Global problem arose because people overused antibiotics.

Stock image.Stock image. (Source: SME - Marko Erd)

After the end of World War 2, antibiotics (ATBs) went on to save millions of lives. Pneumonia, cholera, diphtheria and other infectious diseases could finally be treated. There were even hopes of wiping out tuberculosis. Unfortunately for us, people started using antibiotics so indiscriminately that their effectiveness is gradually waning.

SkryťRemove ad
Article continues after video advertisement
SkryťRemove ad
Article continues after video advertisement

Microbes are continuously developing organisms, reproducing and mutating. The overuse of antibiotics in humans (even to treat the common cold), in veterinary medicine, in agriculture and in the food industry, has resulted in many microbes developing resistance to our drugs.

"A person can thus become infected with a microbe for which there is no treatment. Similarly to 100 years ago, people will once again die from pneumonia," says medicinal chemist Josef Jampílek from the Faculty of Natural Sciences at Comenius University in Bratislava.

Scientists are scrambling to find new antibiotics or some other compounds we can use instead. That is why Josef Jampílek and his team have set out to create new small molecules based on cinnamic acid. The molecules they design target the most common resistant bacteria in the world. Even though their research has just begun, it is already showing promise.

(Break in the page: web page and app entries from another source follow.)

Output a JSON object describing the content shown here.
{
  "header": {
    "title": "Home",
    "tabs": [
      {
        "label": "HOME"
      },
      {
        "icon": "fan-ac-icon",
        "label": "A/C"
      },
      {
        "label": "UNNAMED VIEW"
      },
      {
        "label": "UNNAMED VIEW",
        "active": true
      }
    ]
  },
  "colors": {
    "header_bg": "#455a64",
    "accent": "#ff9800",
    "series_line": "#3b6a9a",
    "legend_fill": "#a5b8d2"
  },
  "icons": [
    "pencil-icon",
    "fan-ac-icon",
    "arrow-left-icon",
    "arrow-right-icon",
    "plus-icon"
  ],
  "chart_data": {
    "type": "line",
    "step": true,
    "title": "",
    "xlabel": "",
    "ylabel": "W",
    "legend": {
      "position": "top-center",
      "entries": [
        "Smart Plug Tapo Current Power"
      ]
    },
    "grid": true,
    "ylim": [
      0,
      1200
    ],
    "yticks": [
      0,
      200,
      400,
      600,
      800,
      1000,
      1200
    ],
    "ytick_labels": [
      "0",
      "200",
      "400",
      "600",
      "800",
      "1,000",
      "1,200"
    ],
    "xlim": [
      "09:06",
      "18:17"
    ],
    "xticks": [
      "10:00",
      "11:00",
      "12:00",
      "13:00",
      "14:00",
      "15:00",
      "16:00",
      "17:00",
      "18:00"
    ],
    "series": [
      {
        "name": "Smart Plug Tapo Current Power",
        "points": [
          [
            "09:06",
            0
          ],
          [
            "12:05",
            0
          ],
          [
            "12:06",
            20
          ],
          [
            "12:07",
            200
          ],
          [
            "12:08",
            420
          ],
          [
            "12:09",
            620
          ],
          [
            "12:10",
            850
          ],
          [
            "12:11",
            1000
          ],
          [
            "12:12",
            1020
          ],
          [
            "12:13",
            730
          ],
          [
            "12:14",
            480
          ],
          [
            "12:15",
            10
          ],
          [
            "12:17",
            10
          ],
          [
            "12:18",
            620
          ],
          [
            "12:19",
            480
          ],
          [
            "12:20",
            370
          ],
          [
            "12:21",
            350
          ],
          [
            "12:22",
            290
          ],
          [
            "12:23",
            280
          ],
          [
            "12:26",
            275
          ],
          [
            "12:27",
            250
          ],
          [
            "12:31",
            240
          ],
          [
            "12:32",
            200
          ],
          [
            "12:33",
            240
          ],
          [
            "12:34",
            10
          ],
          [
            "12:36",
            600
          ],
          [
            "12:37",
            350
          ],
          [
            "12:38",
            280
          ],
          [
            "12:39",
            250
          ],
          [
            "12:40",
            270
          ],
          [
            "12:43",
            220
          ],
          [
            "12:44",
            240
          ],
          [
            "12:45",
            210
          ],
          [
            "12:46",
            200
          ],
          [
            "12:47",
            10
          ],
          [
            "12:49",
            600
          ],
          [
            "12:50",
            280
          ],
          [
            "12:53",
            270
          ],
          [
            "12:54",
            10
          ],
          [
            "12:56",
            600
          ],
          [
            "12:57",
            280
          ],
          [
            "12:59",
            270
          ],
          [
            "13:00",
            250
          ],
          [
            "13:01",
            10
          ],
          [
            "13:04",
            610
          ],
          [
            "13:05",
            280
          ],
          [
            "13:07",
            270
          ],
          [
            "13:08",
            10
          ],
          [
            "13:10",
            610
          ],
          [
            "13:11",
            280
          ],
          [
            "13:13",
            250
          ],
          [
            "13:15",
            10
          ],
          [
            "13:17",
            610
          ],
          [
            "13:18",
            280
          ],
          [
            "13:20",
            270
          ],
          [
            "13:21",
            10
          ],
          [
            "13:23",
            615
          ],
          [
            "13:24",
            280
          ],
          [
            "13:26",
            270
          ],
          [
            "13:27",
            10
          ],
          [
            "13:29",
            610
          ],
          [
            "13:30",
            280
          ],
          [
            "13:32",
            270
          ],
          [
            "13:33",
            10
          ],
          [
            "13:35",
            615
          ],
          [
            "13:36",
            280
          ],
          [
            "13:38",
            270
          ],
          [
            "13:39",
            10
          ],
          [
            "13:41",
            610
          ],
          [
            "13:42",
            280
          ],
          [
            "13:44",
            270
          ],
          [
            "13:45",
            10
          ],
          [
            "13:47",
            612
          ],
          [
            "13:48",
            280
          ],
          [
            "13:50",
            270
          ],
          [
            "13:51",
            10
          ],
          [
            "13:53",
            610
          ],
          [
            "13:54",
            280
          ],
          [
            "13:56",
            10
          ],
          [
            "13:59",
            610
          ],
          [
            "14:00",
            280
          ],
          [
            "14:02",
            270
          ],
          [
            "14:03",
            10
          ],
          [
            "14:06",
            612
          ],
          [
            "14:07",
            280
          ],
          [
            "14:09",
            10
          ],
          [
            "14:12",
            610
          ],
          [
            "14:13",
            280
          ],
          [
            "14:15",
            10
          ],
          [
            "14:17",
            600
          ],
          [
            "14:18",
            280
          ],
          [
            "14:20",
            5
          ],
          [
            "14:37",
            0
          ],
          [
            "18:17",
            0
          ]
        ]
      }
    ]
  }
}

Related article Pavol Prokop: Minorities, conservatives, and the science of disgust Read more 

Global problem

According to a new analysis published in January this year in the prestigious The Lancet journal, it is estimated that in 2019 almost five million people died from illnesses where antimicrobial resistance played a part. Of those, almost 1.3 million were a direct result of the phenomenon.

SkryťRemove ad

In the future, the number will be even higher.

The rest of this article is premium content at
Subscribe now for full access

I already have subscription - Sign in

Subscription provides you with:
  • Immediate access to all locked articles (premium content) on
  • Special weekly news summary + an audio recording with a weekly news summary to listen to at your convenience (received on a weekly basis directly to your e-mail)
  • PDF version of the latest issue of our newspaper, The Slovak Spectator, emailed directly to you
  • Access to all premium content on and

Top stories

Karl von Habsburg, the head of the House of Habsburg-Lorraine

Maria Theresa finally recognised in Bratislava public space

Descendant Karl von Habsburg at official opening of Maria Theresa Parkway.

23. sep
The Moderna vaccine

Covid booster doses opened up to under 50s

Registration for Omicron-adjusted jabs has started.

21. sep

Košice to ban smoking during lunch, councillor calls it fascist

Municipal councillor calls the restriction discriminating.

20. sep
The cemetery of of the Russian Tsarist Army soldiers in 2018.

Russian graves destroyed? Police say embassy is lying

Mayor of east Slovak village threatened with death.

19. sep
SkryťClose ad